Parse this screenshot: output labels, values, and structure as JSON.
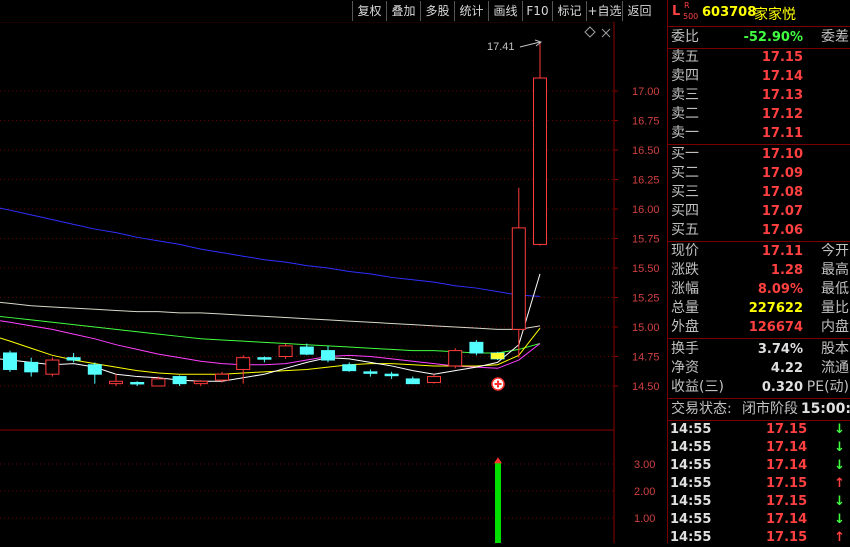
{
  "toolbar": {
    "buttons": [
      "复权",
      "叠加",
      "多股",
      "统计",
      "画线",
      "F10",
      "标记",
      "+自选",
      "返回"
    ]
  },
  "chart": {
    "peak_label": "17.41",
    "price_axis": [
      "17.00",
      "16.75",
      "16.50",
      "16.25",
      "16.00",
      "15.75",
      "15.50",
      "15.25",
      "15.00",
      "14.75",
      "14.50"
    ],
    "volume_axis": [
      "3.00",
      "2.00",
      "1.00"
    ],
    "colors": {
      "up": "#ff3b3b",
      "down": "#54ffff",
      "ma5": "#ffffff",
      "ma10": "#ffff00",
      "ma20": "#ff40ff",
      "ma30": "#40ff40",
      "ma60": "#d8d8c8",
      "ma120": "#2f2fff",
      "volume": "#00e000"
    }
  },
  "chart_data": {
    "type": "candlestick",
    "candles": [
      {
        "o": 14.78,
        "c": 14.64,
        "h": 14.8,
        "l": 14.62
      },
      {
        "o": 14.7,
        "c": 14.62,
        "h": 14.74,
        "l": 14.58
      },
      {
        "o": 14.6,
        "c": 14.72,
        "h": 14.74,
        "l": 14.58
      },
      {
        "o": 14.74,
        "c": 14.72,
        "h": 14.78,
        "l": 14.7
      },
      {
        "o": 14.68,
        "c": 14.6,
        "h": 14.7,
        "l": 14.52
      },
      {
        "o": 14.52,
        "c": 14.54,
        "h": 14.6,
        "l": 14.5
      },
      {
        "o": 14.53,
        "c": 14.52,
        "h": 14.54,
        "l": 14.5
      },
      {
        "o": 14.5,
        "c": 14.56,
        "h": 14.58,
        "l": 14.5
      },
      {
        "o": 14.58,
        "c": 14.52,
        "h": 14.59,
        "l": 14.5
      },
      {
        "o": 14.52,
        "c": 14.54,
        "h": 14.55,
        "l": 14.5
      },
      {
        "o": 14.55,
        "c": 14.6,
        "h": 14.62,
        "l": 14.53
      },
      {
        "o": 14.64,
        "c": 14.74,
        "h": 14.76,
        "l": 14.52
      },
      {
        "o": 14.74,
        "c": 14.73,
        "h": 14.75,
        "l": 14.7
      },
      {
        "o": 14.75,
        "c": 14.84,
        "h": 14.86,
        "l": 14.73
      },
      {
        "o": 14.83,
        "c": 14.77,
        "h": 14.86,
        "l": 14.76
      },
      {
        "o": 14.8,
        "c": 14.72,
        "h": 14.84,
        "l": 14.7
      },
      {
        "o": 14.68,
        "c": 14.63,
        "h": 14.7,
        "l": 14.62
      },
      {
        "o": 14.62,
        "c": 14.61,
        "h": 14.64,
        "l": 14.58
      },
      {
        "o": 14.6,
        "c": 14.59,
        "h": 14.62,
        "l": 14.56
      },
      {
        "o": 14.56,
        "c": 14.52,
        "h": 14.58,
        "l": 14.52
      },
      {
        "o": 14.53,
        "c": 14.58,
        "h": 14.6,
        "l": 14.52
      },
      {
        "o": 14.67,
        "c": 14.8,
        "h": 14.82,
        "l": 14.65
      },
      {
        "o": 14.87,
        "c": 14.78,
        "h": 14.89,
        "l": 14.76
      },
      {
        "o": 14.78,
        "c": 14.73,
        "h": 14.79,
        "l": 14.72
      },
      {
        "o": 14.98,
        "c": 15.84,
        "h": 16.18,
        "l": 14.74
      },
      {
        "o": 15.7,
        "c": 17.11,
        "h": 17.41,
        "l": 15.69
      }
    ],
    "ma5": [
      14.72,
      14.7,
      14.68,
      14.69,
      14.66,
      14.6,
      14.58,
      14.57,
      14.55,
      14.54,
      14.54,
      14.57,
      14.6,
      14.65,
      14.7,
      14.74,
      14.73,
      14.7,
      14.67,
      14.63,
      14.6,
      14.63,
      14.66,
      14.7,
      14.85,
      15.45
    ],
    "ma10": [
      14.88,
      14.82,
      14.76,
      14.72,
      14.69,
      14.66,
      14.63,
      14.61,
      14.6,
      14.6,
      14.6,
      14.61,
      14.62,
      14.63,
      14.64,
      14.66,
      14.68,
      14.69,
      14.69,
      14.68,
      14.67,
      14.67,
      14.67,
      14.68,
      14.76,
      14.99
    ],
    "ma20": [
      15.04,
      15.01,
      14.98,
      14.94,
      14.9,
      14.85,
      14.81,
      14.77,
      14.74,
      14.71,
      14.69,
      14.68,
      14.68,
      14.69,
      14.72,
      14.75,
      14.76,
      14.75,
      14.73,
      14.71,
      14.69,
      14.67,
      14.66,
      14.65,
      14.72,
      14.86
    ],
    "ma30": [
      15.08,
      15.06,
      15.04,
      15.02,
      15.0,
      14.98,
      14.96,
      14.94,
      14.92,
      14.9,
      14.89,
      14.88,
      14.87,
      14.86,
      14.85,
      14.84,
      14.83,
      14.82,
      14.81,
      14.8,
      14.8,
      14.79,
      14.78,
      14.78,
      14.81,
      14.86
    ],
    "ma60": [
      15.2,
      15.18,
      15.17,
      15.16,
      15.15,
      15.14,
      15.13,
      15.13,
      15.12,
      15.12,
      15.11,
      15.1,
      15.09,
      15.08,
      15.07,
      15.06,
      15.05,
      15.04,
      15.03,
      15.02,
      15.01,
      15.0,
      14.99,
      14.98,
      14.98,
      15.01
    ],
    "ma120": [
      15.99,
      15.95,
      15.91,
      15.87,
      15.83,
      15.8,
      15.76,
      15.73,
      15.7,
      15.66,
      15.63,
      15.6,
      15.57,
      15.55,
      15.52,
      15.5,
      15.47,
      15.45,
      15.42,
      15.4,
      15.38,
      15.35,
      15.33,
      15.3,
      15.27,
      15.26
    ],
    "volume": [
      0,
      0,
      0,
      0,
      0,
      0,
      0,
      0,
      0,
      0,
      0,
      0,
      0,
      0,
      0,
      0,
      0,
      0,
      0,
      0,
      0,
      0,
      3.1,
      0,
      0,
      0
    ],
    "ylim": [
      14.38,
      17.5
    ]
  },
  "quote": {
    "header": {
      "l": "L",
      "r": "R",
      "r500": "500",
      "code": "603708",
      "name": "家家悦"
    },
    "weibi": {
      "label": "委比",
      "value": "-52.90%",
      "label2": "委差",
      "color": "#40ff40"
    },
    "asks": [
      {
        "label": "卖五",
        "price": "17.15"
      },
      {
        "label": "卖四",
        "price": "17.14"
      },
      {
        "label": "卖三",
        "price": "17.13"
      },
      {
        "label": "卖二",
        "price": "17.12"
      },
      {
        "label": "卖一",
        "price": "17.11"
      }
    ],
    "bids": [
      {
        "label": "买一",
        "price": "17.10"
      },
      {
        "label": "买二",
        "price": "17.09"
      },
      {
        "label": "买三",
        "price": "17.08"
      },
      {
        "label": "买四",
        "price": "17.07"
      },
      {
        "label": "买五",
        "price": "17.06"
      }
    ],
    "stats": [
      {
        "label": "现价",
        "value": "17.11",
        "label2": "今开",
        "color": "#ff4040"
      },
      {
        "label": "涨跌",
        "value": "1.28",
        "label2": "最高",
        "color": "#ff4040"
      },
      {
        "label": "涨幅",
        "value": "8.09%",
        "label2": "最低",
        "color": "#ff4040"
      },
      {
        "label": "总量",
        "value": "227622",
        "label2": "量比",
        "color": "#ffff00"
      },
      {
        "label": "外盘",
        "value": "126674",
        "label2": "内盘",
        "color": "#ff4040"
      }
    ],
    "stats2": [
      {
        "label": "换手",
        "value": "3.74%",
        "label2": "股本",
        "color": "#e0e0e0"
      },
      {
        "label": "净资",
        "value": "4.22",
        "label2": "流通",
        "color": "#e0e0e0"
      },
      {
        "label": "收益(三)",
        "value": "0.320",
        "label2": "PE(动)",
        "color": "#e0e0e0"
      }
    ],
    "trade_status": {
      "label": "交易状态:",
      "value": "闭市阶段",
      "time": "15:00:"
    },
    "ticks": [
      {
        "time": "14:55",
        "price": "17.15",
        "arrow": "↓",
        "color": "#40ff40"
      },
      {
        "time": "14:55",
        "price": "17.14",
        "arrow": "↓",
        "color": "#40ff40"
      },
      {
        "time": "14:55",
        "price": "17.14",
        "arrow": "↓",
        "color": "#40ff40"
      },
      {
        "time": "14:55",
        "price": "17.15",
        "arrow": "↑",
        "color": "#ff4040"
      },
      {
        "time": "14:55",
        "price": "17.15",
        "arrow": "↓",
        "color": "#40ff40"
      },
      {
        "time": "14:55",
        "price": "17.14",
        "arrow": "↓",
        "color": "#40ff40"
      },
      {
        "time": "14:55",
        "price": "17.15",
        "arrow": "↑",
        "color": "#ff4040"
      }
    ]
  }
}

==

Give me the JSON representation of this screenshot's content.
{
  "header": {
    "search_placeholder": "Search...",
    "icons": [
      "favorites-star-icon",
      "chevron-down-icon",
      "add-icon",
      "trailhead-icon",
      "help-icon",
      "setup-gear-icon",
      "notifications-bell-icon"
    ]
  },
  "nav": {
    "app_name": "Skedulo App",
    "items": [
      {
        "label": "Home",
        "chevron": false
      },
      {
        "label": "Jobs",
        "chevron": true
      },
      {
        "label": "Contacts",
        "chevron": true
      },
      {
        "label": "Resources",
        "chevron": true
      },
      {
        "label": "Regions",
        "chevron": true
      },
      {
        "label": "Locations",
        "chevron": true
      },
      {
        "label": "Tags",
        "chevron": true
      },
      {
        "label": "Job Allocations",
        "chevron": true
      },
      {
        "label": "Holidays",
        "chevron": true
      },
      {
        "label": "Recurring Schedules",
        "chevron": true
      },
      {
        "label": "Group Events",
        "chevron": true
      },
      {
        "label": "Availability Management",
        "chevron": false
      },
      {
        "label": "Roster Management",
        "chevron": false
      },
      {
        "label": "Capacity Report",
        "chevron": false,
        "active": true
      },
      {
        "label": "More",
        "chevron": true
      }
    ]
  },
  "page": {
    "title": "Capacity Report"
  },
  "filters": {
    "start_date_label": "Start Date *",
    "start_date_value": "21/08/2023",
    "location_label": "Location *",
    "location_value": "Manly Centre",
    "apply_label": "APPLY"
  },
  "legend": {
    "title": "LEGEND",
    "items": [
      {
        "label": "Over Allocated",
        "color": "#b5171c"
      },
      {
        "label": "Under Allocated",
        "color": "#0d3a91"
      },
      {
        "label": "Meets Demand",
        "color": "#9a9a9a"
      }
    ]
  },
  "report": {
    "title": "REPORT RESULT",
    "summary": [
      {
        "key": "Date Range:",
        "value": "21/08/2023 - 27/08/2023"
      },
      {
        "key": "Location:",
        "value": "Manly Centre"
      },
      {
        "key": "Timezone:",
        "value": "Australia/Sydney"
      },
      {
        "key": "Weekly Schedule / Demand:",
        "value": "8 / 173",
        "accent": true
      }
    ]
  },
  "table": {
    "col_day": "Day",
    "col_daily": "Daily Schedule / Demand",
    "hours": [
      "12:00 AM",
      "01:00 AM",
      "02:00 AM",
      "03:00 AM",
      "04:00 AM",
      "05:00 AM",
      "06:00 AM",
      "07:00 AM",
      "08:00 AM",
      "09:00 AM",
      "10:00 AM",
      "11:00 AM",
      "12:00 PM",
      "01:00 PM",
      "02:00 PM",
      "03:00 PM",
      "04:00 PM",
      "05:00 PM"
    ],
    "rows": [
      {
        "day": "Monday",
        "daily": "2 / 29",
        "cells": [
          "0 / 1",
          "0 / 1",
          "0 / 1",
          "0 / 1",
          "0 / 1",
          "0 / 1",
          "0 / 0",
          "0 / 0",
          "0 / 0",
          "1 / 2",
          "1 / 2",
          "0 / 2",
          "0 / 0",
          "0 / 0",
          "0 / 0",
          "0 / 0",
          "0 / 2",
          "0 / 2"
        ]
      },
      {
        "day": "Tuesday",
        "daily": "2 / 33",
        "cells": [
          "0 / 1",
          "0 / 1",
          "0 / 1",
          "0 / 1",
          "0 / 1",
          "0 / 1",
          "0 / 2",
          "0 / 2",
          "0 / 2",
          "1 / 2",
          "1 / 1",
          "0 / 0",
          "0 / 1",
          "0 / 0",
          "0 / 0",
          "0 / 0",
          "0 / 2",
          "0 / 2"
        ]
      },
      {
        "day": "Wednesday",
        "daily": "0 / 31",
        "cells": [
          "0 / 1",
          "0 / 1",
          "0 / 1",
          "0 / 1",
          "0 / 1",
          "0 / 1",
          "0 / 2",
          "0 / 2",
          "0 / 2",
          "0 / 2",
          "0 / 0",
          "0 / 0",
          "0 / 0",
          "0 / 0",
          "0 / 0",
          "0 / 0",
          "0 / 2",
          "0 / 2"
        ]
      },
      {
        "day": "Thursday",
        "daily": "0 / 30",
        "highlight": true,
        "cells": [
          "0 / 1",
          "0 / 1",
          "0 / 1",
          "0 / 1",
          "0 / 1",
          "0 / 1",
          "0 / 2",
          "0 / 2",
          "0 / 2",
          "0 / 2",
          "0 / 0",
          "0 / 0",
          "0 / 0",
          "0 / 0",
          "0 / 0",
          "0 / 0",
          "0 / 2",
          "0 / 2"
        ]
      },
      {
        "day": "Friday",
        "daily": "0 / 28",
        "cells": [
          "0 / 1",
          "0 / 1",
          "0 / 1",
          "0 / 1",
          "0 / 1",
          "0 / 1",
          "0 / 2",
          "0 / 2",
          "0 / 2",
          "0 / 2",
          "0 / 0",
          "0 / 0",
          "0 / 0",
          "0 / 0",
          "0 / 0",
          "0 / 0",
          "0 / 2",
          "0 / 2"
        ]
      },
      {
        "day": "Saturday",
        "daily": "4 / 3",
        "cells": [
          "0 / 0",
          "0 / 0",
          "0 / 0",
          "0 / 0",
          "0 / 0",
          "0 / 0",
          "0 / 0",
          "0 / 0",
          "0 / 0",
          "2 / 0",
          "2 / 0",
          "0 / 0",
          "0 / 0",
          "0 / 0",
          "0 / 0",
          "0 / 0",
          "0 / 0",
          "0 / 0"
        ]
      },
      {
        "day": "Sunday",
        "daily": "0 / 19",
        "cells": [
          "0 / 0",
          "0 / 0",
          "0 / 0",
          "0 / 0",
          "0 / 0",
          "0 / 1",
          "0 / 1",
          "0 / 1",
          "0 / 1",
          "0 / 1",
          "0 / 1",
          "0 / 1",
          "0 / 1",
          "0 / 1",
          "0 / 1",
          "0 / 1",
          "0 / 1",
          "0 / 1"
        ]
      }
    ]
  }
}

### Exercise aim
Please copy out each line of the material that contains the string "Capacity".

### Your solution
        "label": "Capacity Report",
    "title": "Capacity Report"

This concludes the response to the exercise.